After the fitting, Frost was given instructions on care and use of his retainer. Apparently retainers have a perilous life. Not surprisingly, since they are in the care of elementary aged children and must be removed and remembered after eating. They are at most risk out of the mouth.
According to the orthodontic nurse, Frost should always carry his retainer box (of which he was given two, one in a stylish sparkly black and one in glow-in-the-dark greenish white). He should remove the retainer and insert it in the box to eat. He should remove it to clean his teeth, clean it, and then reinsert for bed. According to a small girl in the dentist's office, he should also remove it to swim since "it could just dissolve in water." Her mother and I were skeptical of her reasoning, but apparently the orthodontist told her to take it out for swimming - perhaps because it could fall out in the water and be lost.
When a retainer is out of the mouth it should be in the box only. If not, bad and damaging things could happen. According to the dental nurse, here are the top ranked excuses for lost/damaged retainers:
"I didn't have the box so:
1) I wrapped it in a paper napkin by my plate when I was eating then my Mom threw it away!
2) I put it on the table and the dog chewed it. [Apparently dogs love the smell of retainers and routinely chew on them and "eat them up". According to the dental nurse at Dr Sata's "When I worked at an orthodontist's office there was a night guard that is like a retainer and it was jut a dog toy if you didn't them in the box. And they were expensive!

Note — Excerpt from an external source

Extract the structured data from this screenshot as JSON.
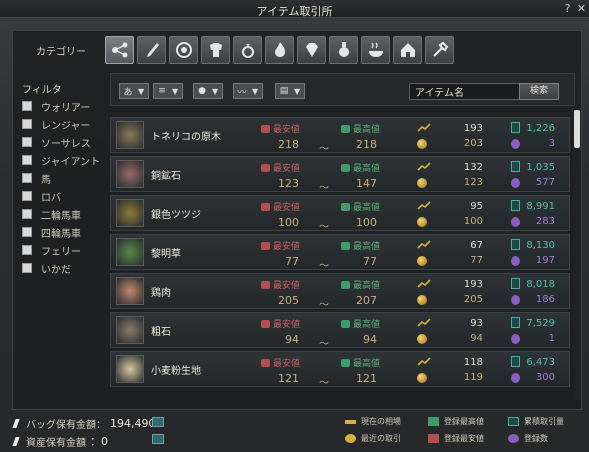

3) I put it in my pocket and then I forgot and sat on it.
4) I put it somewhere else and I can't find it."
Frost is being remarkably conscientious about it. He worries about the location of his retainer box and whether it might go right down his throat (I said "no"). He worried about wearing it at school and taking it out for lunch. He even begged to be allowed to stay home because "It will take time to get used to it!"

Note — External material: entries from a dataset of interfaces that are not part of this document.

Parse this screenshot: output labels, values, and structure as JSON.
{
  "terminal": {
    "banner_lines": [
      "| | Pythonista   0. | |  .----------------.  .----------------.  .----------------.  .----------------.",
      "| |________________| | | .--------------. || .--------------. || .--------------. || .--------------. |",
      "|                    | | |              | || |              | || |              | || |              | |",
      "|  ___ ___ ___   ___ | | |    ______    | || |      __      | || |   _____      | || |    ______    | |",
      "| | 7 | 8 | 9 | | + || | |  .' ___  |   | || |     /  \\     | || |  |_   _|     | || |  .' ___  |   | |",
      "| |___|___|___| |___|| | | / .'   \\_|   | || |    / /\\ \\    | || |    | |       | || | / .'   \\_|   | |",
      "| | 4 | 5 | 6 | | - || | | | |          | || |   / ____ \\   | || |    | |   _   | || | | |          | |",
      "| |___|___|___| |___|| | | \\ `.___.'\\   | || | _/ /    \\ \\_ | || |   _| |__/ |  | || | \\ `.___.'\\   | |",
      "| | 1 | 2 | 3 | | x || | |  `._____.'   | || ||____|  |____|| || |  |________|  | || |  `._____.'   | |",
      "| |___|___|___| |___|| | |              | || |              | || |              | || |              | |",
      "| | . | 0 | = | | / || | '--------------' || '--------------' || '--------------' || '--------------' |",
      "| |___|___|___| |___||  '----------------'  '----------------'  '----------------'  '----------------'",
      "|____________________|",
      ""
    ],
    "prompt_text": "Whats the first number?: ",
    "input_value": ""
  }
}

Was it hard on the first day?
"No, it was easy. At lunch I just popped it in the box. Oh, but the lunch lady came around and gave us lollypops so I had to take it out and put it back two times. Do you want to see how I do it?"

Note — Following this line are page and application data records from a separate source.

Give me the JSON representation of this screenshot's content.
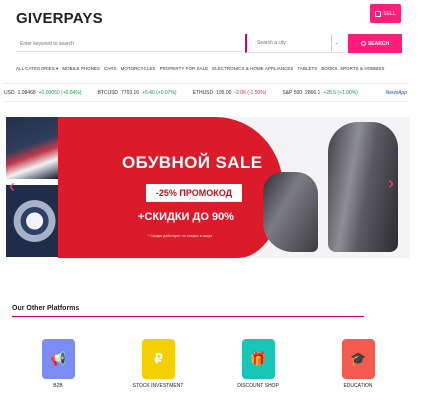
{
  "header": {
    "logo": "GIVERPAYS",
    "sell_label": "SELL",
    "keyword_placeholder": "Enter keyword to search",
    "location_placeholder": "Search a city",
    "location_toggle": "⌄",
    "search_label": "SEARCH"
  },
  "categories": [
    "ALL CATEGORIES ▾",
    "MOBILE PHONES",
    "CARS",
    "MOTORCYCLES",
    "PROPERTY FOR SALE",
    "ELECTRONICS & HOME APPLIANCES",
    "TABLETS",
    "BOOKS, SPORTS & HOBBIES"
  ],
  "ticker": [
    {
      "symbol": "USD",
      "price": "1.08468",
      "change": "+0.00050 (+0.04%)",
      "direction": "up"
    },
    {
      "symbol": "BTCUSD",
      "price": "7703.16",
      "change": "+5.40 (+0.07%)",
      "direction": "up"
    },
    {
      "symbol": "ETHUSD",
      "price": "195.00",
      "change": "-2.06 (-1.50%)",
      "direction": "down"
    },
    {
      "symbol": "S&P 500",
      "price": "2866.1",
      "change": "+28.5 (+1.00%)",
      "direction": "up"
    }
  ],
  "ticker_brand": "NewsApp",
  "banner": {
    "title": "ОБУВНОЙ SALE",
    "promo": "-25% ПРОМОКОД",
    "discount": "+СКИДКИ ДО 90%",
    "fine_print": "* Скидки действуют на товары в акции",
    "prev_arrow": "‹",
    "next_arrow": "›"
  },
  "platforms_title": "Our Other Platforms",
  "platforms": [
    {
      "label": "B2B",
      "icon": "megaphone-icon",
      "glyph": "📢",
      "color": "#7b8cf6"
    },
    {
      "label": "STOCK INVESTMENT",
      "icon": "ruble-icon",
      "glyph": "₽",
      "color": "#f5d000"
    },
    {
      "label": "DISCOUNT SHOP",
      "icon": "gift-icon",
      "glyph": "🎁",
      "color": "#18c6b7"
    },
    {
      "label": "EDUCATION",
      "icon": "graduation-cap-icon",
      "glyph": "🎓",
      "color": "#f55a4f"
    }
  ],
  "colors": {
    "brand": "#ff1f7a",
    "banner": "#dc1b2a",
    "positive": "#16a34a",
    "negative": "#e11d48"
  }
}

I declined. My only concern is the number of times he sticks his (dirty, unwashed, school-germy) fingers in his mouth to move and remove it. Does he have to carry hand sanitizer now?